> _Work request_
Every line in the data below that includes "name" belongs in the answer, copied as it stands.

> _Component data from apps and pages_
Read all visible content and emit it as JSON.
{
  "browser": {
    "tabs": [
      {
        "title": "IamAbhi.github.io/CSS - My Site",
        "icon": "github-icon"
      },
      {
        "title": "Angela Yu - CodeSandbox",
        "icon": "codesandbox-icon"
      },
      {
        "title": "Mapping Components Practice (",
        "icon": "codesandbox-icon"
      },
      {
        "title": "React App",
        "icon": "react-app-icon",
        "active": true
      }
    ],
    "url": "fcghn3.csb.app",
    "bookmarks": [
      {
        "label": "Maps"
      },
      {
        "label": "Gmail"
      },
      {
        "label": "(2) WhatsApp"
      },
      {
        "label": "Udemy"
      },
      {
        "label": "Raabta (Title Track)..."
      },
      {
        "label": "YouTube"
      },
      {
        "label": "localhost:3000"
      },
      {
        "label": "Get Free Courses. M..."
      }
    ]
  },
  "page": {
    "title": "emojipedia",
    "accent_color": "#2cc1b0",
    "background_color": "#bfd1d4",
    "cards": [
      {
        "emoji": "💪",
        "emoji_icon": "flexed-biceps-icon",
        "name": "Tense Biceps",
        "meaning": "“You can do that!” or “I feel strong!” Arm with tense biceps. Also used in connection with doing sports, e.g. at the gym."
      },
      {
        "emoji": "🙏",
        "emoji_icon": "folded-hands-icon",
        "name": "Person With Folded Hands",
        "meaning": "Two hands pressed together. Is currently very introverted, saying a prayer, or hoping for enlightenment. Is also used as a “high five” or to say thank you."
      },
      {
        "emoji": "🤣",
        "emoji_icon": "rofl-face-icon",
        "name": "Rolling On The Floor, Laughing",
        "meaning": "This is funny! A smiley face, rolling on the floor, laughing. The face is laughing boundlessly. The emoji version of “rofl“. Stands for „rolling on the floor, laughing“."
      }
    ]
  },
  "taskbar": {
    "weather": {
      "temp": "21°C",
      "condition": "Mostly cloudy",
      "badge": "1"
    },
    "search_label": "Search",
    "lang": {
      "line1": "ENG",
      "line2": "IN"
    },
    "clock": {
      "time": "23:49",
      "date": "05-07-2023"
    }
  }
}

> _Written response_
        "name": "Tense Biceps",
        "name": "Person With Folded Hands",
        "name": "Rolling On The Floor, Laughing",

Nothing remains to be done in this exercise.